In what could be the first salvo in the NLRB’s latest assault, the NLRB Division of Advice has recommended that an NLRB Regional Director issue a complaint against a call center company (Alpine Access) for the restrictions it placed on employee use of the company’s e-mail system. The Advice Division not only concluded that the actions taken by the employer were unlawful under current Board authority in the Register Guard case, the advice memorandum went so far as to encourage the regional director to use this case to urge the reversal of Register Guard.
In Register Guard, the Board upheld an employer’s policy that prohibited the use of company e-mail for “non-job-related solicitations.” In doing so, the Board acknowledged that an employer could distinguish between uses such as allowing charitable solicitations but not non-charitable email solicitations that might adversely affect employees’ NLRA Section 7 rights, provided that these policies did not discriminate along Section 7 or union-related lines.

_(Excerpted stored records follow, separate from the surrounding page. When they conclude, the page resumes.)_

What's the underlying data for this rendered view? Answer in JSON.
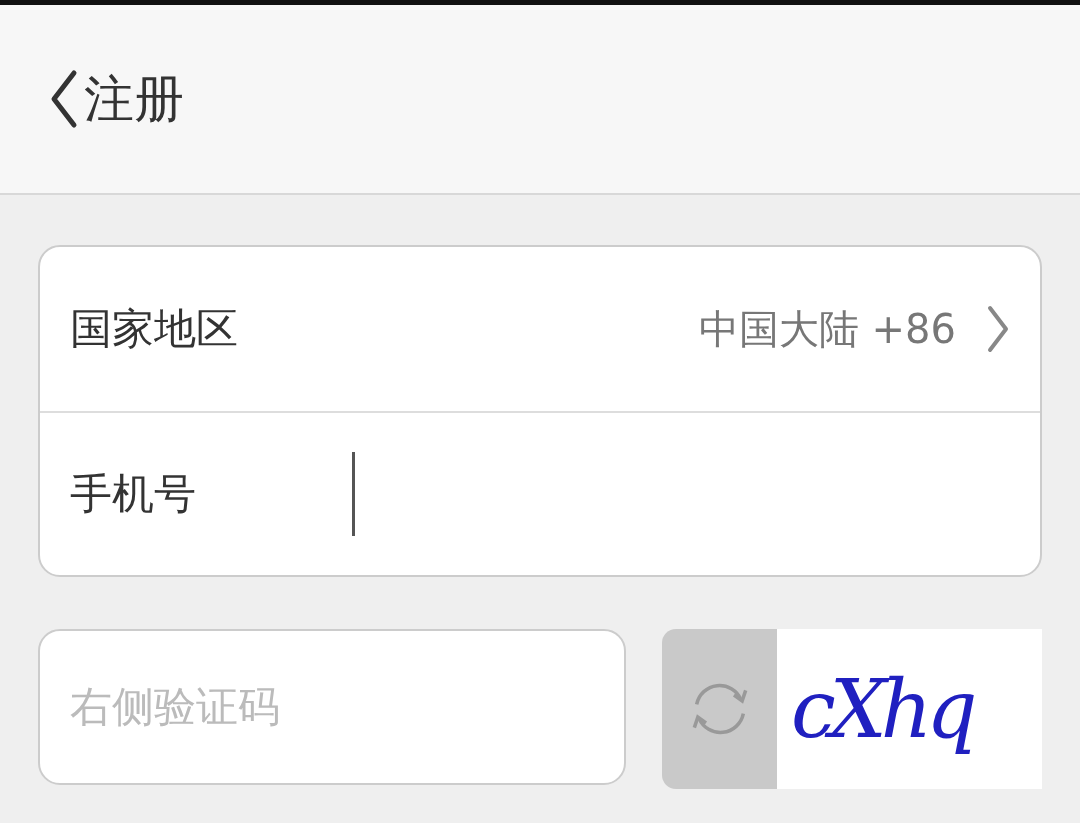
{
  "header": {
    "title": "注册"
  },
  "form": {
    "rows": [
      {
        "kind": "select",
        "label": "国家地区",
        "value": "中国大陆 +86"
      },
      {
        "kind": "input",
        "label": "手机号",
        "focused": true
      }
    ]
  },
  "captcha": {
    "placeholder": "右侧验证码",
    "code": "cXhq"
  }
}
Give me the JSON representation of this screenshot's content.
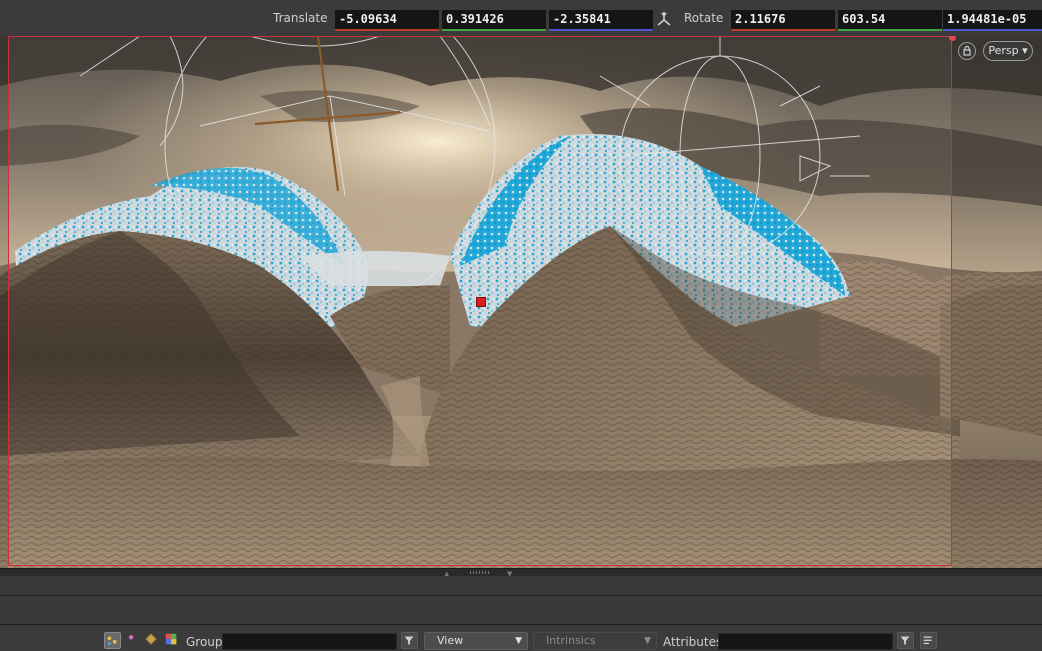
{
  "transform": {
    "translate_label": "Translate",
    "translate": [
      "-5.09634",
      "0.391426",
      "-2.35841"
    ],
    "rotate_label": "Rotate",
    "rotate": [
      "2.11676",
      "603.54",
      "1.94481e-05"
    ],
    "axis_colors": [
      "#c03a2b",
      "#3fa63f",
      "#4a57c8"
    ]
  },
  "viewport": {
    "camera_menu": "Persp",
    "frame_color": "#c8323a"
  },
  "spreadsheet": {
    "group_label": "Group:",
    "group_value": "",
    "view_menu": "View",
    "intrinsics_menu": "Intrinsics",
    "attributes_label": "Attributes:",
    "attributes_value": ""
  },
  "icons": [
    "transform-handle-icon",
    "lock-icon",
    "chevron-down-icon",
    "points-icon",
    "vertices-icon",
    "primitives-icon",
    "detail-icon",
    "filter-icon",
    "menu-icon"
  ]
}
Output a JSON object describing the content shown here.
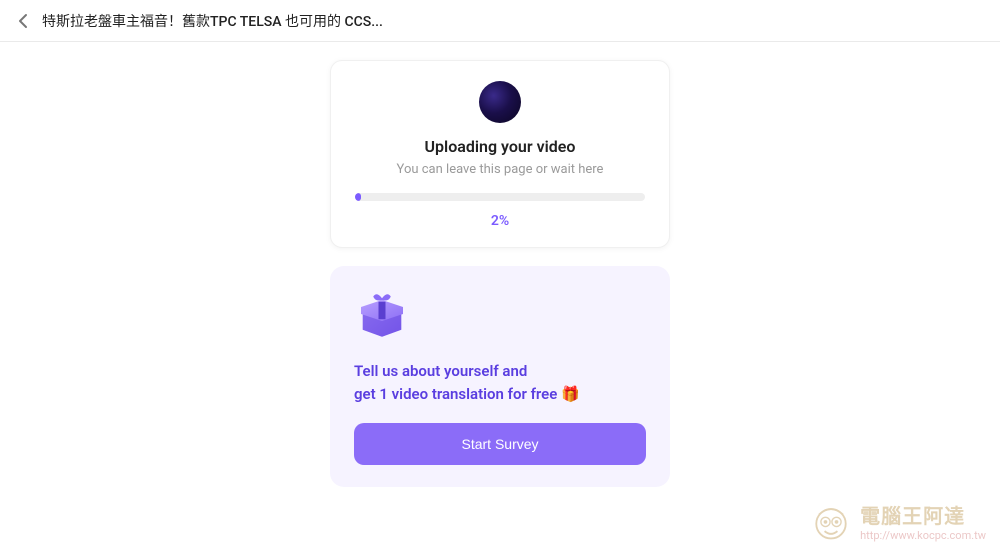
{
  "header": {
    "title": "特斯拉老盤車主福音！舊款TPC TELSA 也可用的 CCS..."
  },
  "upload": {
    "title": "Uploading your video",
    "subtitle": "You can leave this page or wait here",
    "percent": "2%",
    "progress_width": "2%"
  },
  "survey": {
    "line1": "Tell us about yourself and",
    "line2": "get 1 video translation for free",
    "gift_emoji": "🎁",
    "button": "Start Survey"
  },
  "watermark": {
    "title": "電腦王阿達",
    "url": "http://www.kocpc.com.tw"
  }
}
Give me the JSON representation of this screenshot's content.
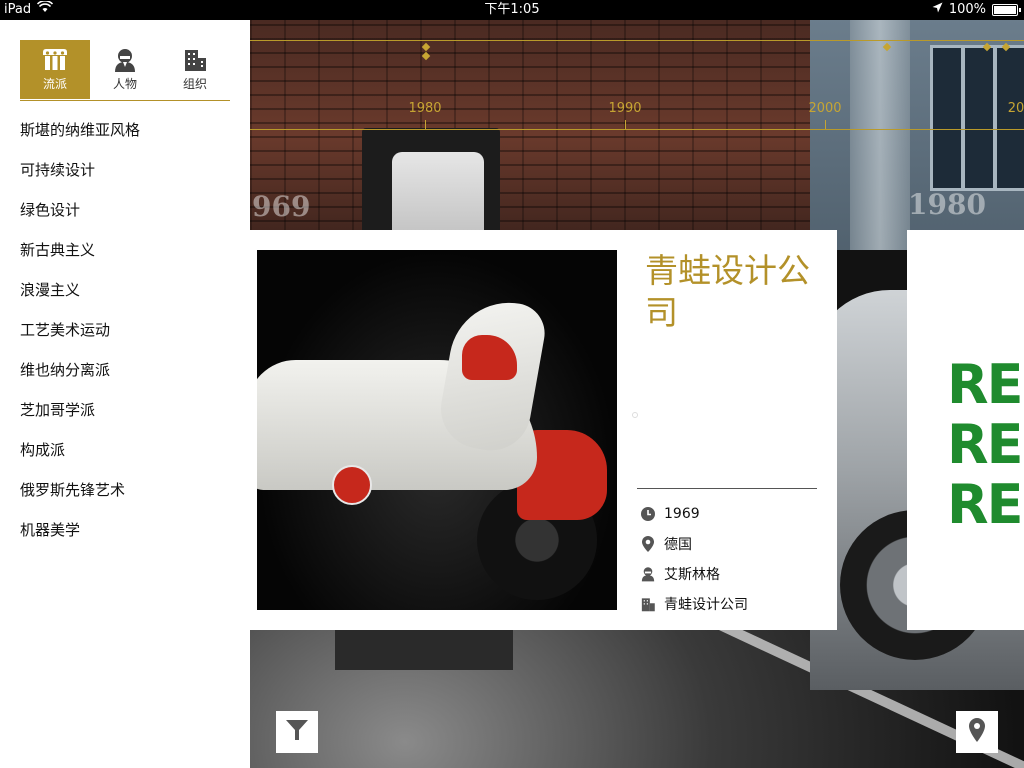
{
  "status_bar": {
    "device": "iPad",
    "time": "下午1:05",
    "battery": "100%",
    "icons": [
      "wifi-icon",
      "location-arrow-icon",
      "battery-icon"
    ]
  },
  "sidebar": {
    "tabs": [
      {
        "label": "流派",
        "icon": "columns-icon",
        "active": true
      },
      {
        "label": "人物",
        "icon": "person-icon",
        "active": false
      },
      {
        "label": "组织",
        "icon": "building-icon",
        "active": false
      }
    ],
    "items": [
      {
        "label": "斯堪的纳维亚风格"
      },
      {
        "label": "可持续设计"
      },
      {
        "label": "绿色设计"
      },
      {
        "label": "新古典主义"
      },
      {
        "label": "浪漫主义"
      },
      {
        "label": "工艺美术运动"
      },
      {
        "label": "维也纳分离派"
      },
      {
        "label": "芝加哥学派"
      },
      {
        "label": "构成派"
      },
      {
        "label": "俄罗斯先锋艺术"
      },
      {
        "label": "机器美学"
      }
    ]
  },
  "timeline": {
    "years": [
      "1980",
      "1990",
      "2000",
      "20"
    ]
  },
  "background_years": [
    "969",
    "1980"
  ],
  "card": {
    "title": "青蛙设计公司",
    "photo_icon": "yamaha-motorcycle-photo",
    "meta": {
      "year": "1969",
      "location": "德国",
      "person": "艾斯林格",
      "organization": "青蛙设计公司"
    }
  },
  "next_card": {
    "lines": [
      "RE",
      "RE",
      "RE"
    ]
  },
  "buttons": {
    "filter_icon": "filter-icon",
    "map_icon": "map-pin-icon"
  },
  "colors": {
    "accent": "#b39129",
    "timeline": "#c6a533",
    "next_card_text": "#1f8b2e"
  }
}
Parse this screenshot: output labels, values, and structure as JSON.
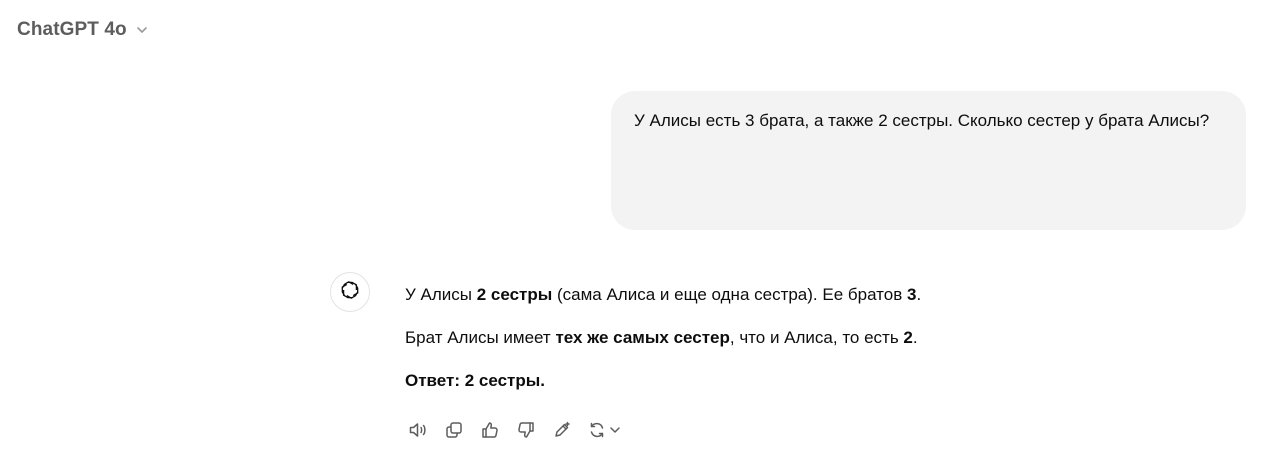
{
  "header": {
    "model_name": "ChatGPT 4o"
  },
  "conversation": {
    "user_message": "У Алисы есть 3 брата, а также 2 сестры. Сколько сестер у брата Алисы?",
    "assistant": {
      "p1": {
        "t1": "У Алисы ",
        "b1": "2 сестры",
        "t2": " (сама Алиса и еще одна сестра). Ее братов ",
        "b2": "3",
        "t3": "."
      },
      "p2": {
        "t1": "Брат Алисы имеет ",
        "b1": "тех же самых сестер",
        "t2": ", что и Алиса, то есть ",
        "b2": "2",
        "t3": "."
      },
      "p3": {
        "b1": "Ответ: 2 сестры."
      }
    }
  },
  "actions": {
    "icons": [
      "read-aloud-icon",
      "copy-icon",
      "thumbs-up-icon",
      "thumbs-down-icon",
      "edit-icon",
      "regenerate-icon"
    ]
  },
  "colors": {
    "user_bubble_bg": "#f3f3f3",
    "model_name_text": "#5d5d5d",
    "icon_color": "#5d5d5d"
  }
}
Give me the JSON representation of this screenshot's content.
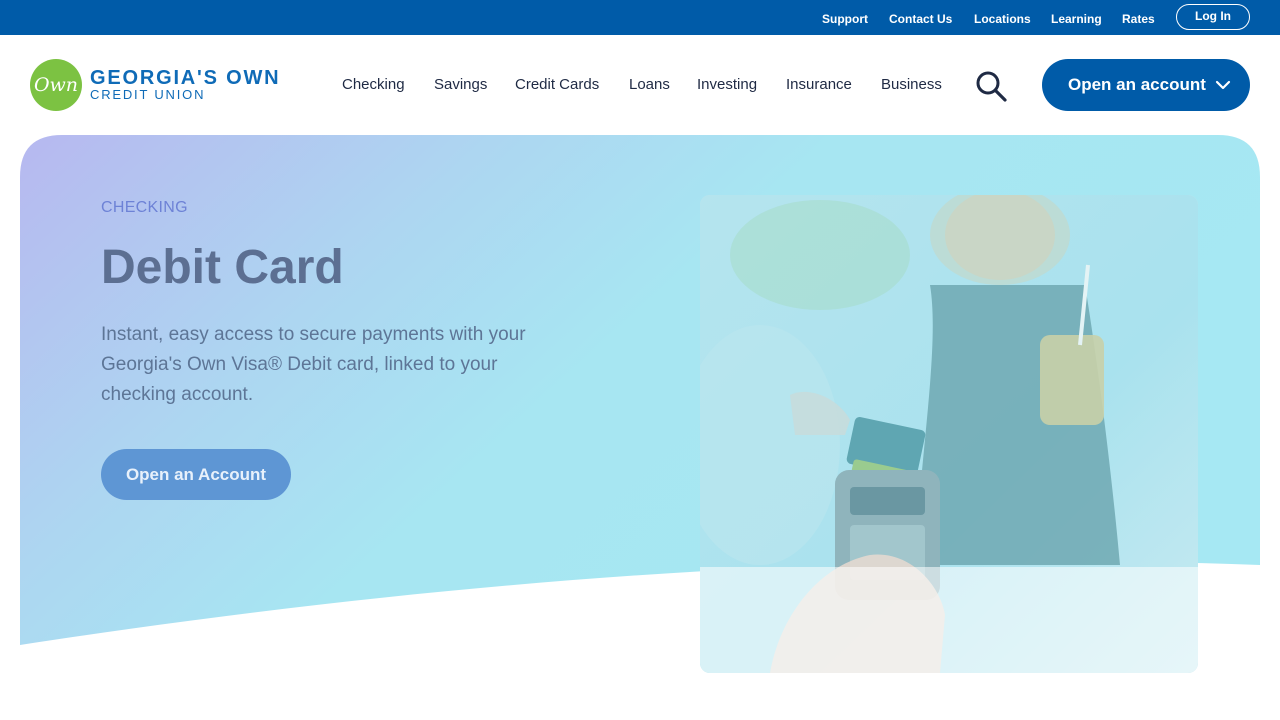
{
  "utility_nav": {
    "links": [
      "Support",
      "Contact Us",
      "Locations",
      "Learning",
      "Rates"
    ],
    "login_label": "Log In"
  },
  "brand": {
    "logo_mark": "Own",
    "name_line1": "GEORGIA'S OWN",
    "name_line2": "CREDIT UNION",
    "colors": {
      "primary": "#005ba8",
      "logo_green": "#7cc242"
    }
  },
  "main_nav": {
    "items": [
      "Checking",
      "Savings",
      "Credit Cards",
      "Loans",
      "Investing",
      "Insurance",
      "Business"
    ],
    "search_icon": "search-icon",
    "cta_label": "Open an account",
    "cta_icon": "chevron-down-icon"
  },
  "hero": {
    "eyebrow": "CHECKING",
    "title": "Debit Card",
    "description": "Instant, easy access to secure payments with your Georgia's Own Visa® Debit card, linked to your checking account.",
    "button_label": "Open an Account"
  }
}
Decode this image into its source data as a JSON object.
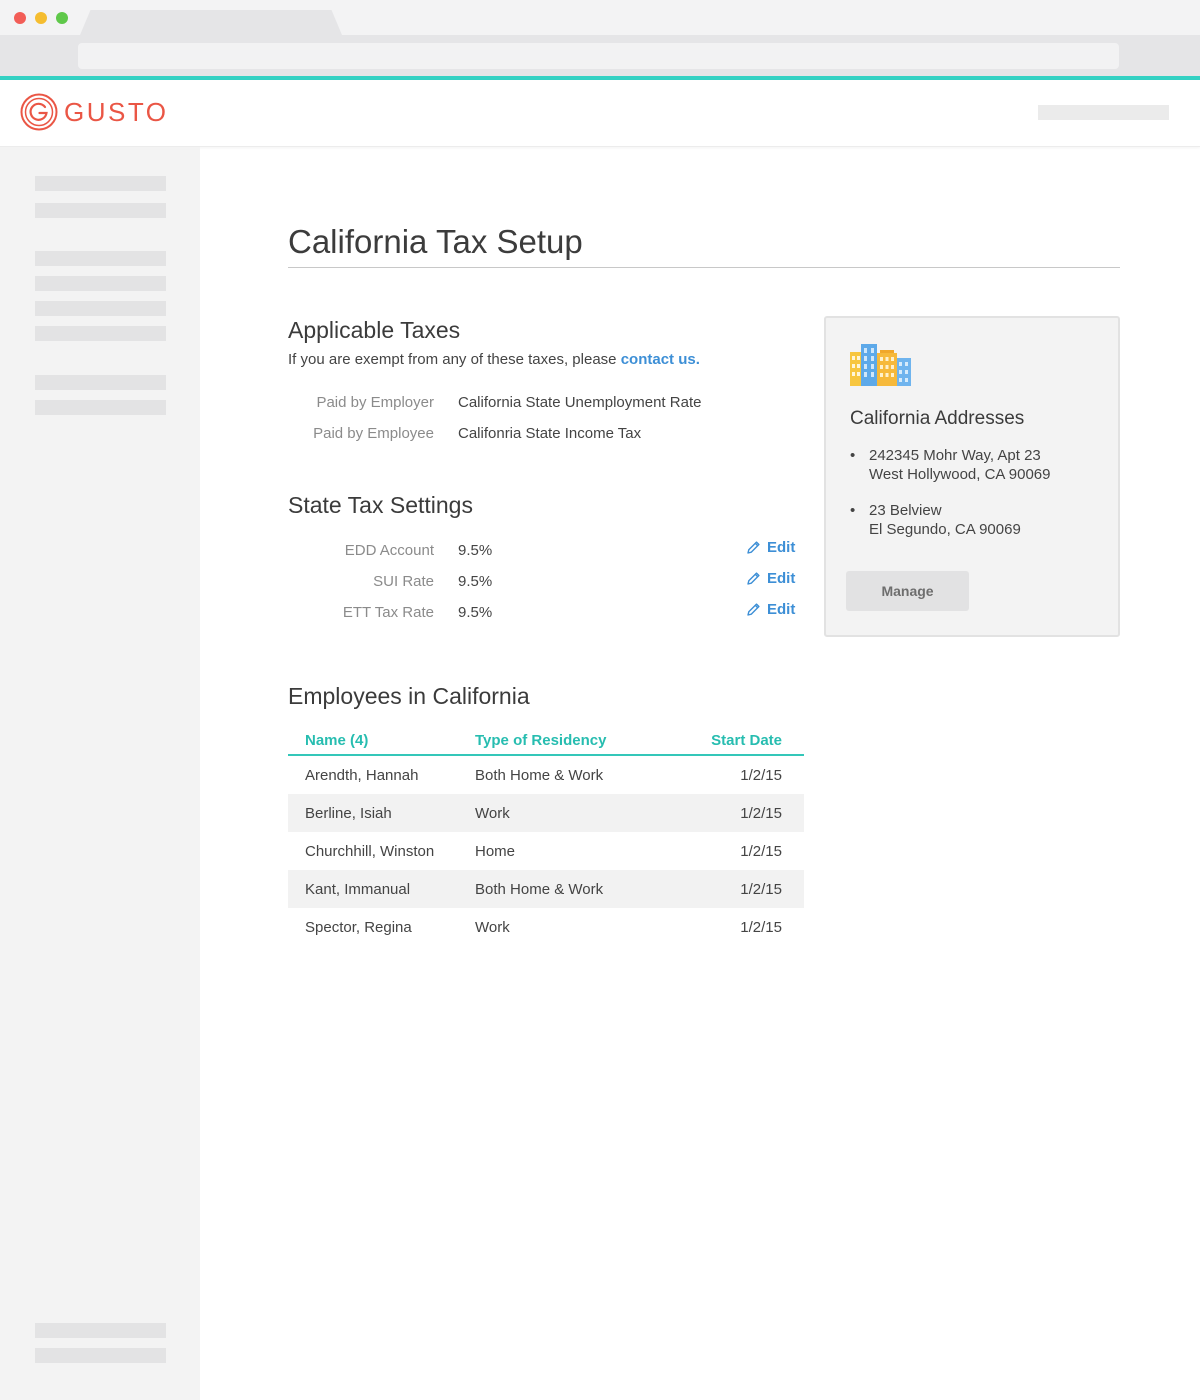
{
  "brand": {
    "name": "GUSTO",
    "accent_color": "#34d1c3",
    "logo_color": "#ea5645",
    "link_color": "#3d8fd6"
  },
  "page": {
    "title": "California Tax Setup"
  },
  "applicable_taxes": {
    "title": "Applicable Taxes",
    "subtext": "If you are exempt from any of these taxes, please",
    "link_text": "contact us.",
    "rows": [
      {
        "label": "Paid by Employer",
        "value": "California State Unemployment Rate"
      },
      {
        "label": "Paid by Employee",
        "value": "Califonria State Income Tax"
      }
    ]
  },
  "state_tax_settings": {
    "title": "State Tax Settings",
    "edit_label": "Edit",
    "edit_icon": "pencil-icon",
    "rows": [
      {
        "label": "EDD Account",
        "value": "9.5%"
      },
      {
        "label": "SUI Rate",
        "value": "9.5%"
      },
      {
        "label": "ETT Tax Rate",
        "value": "9.5%"
      }
    ]
  },
  "employees": {
    "title": "Employees in California",
    "columns": [
      "Name (4)",
      "Type of Residency",
      "Start Date"
    ],
    "header_color": "#27bdb0",
    "rows": [
      {
        "name": "Arendth, Hannah",
        "residency": "Both Home & Work",
        "start": "1/2/15"
      },
      {
        "name": "Berline, Isiah",
        "residency": "Work",
        "start": "1/2/15"
      },
      {
        "name": "Churchhill, Winston",
        "residency": "Home",
        "start": "1/2/15"
      },
      {
        "name": "Kant, Immanual",
        "residency": "Both Home & Work",
        "start": "1/2/15"
      },
      {
        "name": "Spector, Regina",
        "residency": "Work",
        "start": "1/2/15"
      }
    ]
  },
  "addresses_card": {
    "icon": "buildings-icon",
    "title": "California Addresses",
    "addresses": [
      {
        "line1": "242345 Mohr Way, Apt 23",
        "line2": "West Hollywood, CA 90069"
      },
      {
        "line1": "23 Belview",
        "line2": "El Segundo, CA 90069"
      }
    ],
    "button_label": "Manage"
  }
}
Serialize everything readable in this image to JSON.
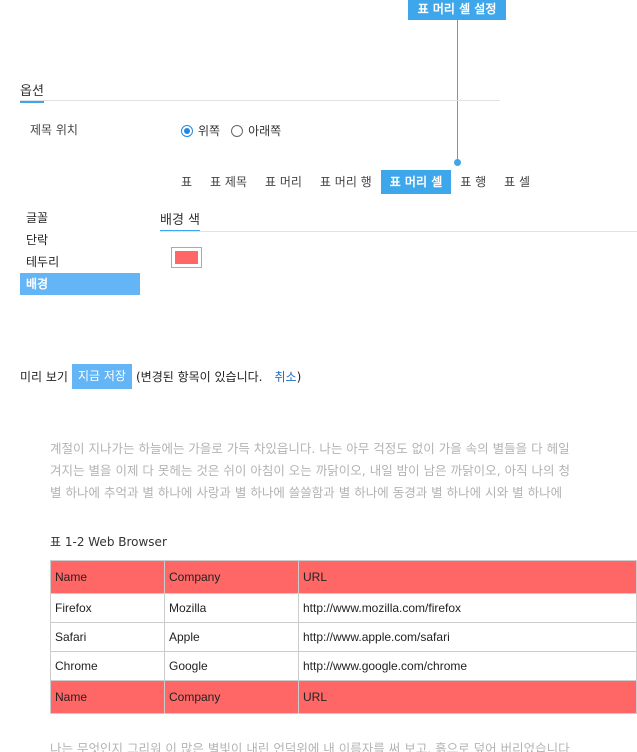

In Alpine Access, the Division of Advice is seeking to use this “virtual workplace” case to test the Register Guard decision. Alpine Access provides around-the-clock virtual call-center services through 4,000 “customer care professionals” in 40 states. The CCPs have no face-to-face interaction with each other because they commonly work from their own homes. An employee used the company e-mail and chat room in an effort to organize the CCPs. When the employee’s supervisor learned of his activity, the Department of Advice memo reports that the supervisor urged employees not to open the organizer’s emails and to notify the supervisor if they received communications from the employee.
The company, upon hearing of the supervisor’s directive, reversed that decision and informed employees that they could only engage in such communications when both were on down time. The employer also cut off access to the internal chat room due to alleged productivity lapses.
The Advice Memo concluded that the employees had a Section 7 right to use the employer’s electronic communications system even under Register Guard. Because the employees were widespread and could not engage in face-to-face discussions, they would have been deprived of their protected rights if they couldn’t use the employer’s e-mail system.